Throughout the 19th and 20th centuries, Australian art has undergone a transition from Imperial creative expression to Antipodean figurative art, Aussie Impressionism (also known as the Heidelberg School), and Absurdist Angry Penguins.
The artists on our list are a mix of old and new Australian artists, and their art continues to amaze in schools and exhibitions. From the famous representation of Ned Kelly by Sidney Nolans to Tom Robert’s Shearing the Rams and Peter Booth’s upsetting and nefarious paintings, we examine the masters of Australian art and their most emblematic works.
Born in Carlton in 1917, Sir Sidney Nolan later became one of Australia’s most successful artists, known for his imaginative approach to all things Aussie – from the Outback to the Aussie symbology. He joined the Angry Penguins art endeavor in the 1940s and was responsible for illustrating the cover of the Ern Malley version released in June 1944.
While living in Heidi (Heidi Museum of Modern Art), Nolan started to paint his famous Ned Kelly collection. The collection follows the tale of Kelly; however, it was not meant as an accurate representation of the events that had taken place. Instead, through the novel, they bury themes of inequality, love and deception.
While Peter Booth is considered an Australian artist, it was his youth spent in the economic hub of Sheffield, England, that gives his work its gruesome quality. Booth provides audiences with mysterious images of urban and rural Aussie landscapes in a condition of surrealism.
Born in Murrumbeen in 1920, Arthur Boyd belonged to the creatively prominent Boyd family, and his voice is one of the most allegorical in contemporary art history in Australia. His work includes drawings, pottery and graphic art, frequently portraying humanitarian problems and biblical quotations in a traditional Australian context.
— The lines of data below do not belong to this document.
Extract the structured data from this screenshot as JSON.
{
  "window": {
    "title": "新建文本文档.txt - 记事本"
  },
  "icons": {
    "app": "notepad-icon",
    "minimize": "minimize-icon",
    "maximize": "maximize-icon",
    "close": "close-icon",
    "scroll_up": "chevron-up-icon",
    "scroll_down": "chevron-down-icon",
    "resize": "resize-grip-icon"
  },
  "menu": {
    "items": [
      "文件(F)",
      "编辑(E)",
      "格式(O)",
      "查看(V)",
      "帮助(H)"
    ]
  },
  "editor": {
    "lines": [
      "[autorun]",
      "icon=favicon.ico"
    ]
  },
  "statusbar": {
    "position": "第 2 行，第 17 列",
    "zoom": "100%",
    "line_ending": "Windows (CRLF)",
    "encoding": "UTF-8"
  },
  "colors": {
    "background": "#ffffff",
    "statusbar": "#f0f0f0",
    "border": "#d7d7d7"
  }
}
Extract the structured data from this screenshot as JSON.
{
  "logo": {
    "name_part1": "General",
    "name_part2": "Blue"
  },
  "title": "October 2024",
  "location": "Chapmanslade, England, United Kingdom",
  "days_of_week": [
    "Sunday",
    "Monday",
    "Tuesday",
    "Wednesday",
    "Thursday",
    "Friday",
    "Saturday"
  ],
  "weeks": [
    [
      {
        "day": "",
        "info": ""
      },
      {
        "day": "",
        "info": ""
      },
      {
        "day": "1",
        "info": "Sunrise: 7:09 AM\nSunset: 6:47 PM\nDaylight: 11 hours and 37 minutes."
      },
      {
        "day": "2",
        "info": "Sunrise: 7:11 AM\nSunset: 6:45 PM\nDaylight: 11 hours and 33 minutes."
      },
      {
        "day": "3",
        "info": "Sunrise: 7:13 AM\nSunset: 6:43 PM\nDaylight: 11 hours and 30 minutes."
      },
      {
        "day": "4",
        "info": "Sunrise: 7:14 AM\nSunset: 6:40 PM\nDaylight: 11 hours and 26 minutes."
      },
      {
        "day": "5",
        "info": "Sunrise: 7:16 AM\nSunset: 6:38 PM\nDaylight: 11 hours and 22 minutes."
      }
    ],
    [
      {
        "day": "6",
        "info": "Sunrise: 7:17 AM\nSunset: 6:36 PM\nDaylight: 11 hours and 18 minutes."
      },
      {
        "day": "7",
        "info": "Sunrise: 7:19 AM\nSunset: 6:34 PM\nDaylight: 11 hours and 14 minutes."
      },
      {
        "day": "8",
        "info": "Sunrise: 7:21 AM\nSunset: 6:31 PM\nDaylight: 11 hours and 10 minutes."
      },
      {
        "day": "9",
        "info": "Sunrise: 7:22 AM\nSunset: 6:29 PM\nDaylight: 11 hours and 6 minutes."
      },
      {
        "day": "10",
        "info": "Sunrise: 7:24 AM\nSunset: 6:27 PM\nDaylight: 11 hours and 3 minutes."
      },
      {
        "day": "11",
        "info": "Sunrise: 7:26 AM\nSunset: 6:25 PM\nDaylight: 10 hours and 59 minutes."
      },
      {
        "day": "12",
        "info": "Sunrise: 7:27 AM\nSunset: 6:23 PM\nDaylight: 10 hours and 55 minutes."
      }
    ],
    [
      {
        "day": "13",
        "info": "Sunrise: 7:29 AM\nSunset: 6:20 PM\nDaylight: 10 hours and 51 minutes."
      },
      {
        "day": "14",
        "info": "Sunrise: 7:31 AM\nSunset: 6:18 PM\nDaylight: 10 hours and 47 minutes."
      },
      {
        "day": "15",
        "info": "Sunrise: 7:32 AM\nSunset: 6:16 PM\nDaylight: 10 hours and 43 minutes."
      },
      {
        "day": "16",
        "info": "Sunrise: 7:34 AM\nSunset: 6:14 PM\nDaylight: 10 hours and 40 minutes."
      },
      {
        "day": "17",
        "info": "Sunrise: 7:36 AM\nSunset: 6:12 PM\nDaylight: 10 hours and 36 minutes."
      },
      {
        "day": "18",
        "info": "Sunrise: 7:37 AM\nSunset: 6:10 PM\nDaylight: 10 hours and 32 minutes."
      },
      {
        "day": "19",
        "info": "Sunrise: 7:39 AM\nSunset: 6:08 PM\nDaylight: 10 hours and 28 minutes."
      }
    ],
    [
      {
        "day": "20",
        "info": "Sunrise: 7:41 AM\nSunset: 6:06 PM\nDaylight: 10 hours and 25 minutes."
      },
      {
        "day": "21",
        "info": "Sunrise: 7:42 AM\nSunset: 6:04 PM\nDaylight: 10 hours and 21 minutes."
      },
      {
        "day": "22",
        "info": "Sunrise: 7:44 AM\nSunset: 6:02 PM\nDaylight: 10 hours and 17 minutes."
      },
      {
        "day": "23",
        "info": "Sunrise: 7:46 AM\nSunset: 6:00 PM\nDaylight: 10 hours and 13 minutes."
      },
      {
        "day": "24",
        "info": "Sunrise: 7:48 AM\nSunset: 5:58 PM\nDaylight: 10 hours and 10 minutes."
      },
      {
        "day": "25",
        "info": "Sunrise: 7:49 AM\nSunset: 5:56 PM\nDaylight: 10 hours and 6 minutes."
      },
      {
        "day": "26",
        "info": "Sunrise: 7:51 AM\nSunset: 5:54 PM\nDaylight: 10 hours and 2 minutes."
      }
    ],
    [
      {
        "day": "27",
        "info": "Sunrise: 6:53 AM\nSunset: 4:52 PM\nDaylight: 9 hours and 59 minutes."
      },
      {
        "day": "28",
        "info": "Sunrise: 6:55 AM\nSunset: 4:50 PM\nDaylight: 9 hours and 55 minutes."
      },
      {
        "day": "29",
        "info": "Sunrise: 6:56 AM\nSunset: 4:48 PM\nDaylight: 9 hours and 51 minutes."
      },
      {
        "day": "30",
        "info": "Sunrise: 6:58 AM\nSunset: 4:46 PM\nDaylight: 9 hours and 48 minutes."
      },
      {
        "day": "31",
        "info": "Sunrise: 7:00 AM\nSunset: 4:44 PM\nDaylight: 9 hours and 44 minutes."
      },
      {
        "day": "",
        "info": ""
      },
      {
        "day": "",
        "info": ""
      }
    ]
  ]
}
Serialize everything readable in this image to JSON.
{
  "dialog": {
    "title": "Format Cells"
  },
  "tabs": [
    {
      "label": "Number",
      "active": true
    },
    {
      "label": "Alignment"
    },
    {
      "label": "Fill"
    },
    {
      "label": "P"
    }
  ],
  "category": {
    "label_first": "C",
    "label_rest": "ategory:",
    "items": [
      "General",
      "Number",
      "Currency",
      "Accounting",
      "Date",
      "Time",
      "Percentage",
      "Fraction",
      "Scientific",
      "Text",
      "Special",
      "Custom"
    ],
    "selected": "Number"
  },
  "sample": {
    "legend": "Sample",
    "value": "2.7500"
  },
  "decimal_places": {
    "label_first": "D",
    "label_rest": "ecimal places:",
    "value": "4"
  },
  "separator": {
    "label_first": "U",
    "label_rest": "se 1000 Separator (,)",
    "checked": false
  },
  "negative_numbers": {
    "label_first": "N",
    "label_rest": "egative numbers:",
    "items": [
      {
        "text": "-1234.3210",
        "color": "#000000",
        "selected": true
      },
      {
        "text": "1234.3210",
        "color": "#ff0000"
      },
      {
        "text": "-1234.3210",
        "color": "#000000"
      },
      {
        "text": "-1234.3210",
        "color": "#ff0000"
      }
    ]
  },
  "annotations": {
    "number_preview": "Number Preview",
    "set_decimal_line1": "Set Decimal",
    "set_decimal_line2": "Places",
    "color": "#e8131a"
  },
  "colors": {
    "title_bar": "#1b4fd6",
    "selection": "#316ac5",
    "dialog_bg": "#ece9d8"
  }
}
A part of the Antipodean movement, Boyd’s work stressed the importance of symbolic arts, and his paintings also balanced impressionism with expressionism.
Installation and sculpting practice by Callum Morton was influenced by architecture and the surrounding structures. His work examines human engagement with architectural space and concepts through miniature models and facades of well-known structures. He represented Australia at the 2007 Venice Biennale with a scale replica of his family’s house, built and designed by his architect father in the 1970s in a modernist theme. Callum Morton artworks also take the form of replications of the urban world, ranging from landmark modernist structures to more everyday constructs, such as motorway overpasses, gas stations and shopping malls. His work has an unreal, dramatic or cinematic appeal, with the use of an uncommon scale and the interaction between fiction and fact.
South Melbourne-born John Brack was also a part of the Antipodeans movement, whose art defined the human psyche and Australian life in darker colors and sharp lines. His famous painting Collins St, 5 p.m. (1950) captures perfectly the drone-like obedience of working Australians and is now housed in the National Gallery. Another of his famous paintings, The Bar (1954), is a portrait of the six o’clock swill that was sold for $3.17 million. Both these drawings and most of his other work have brown voids and mustards that express an austere consistency.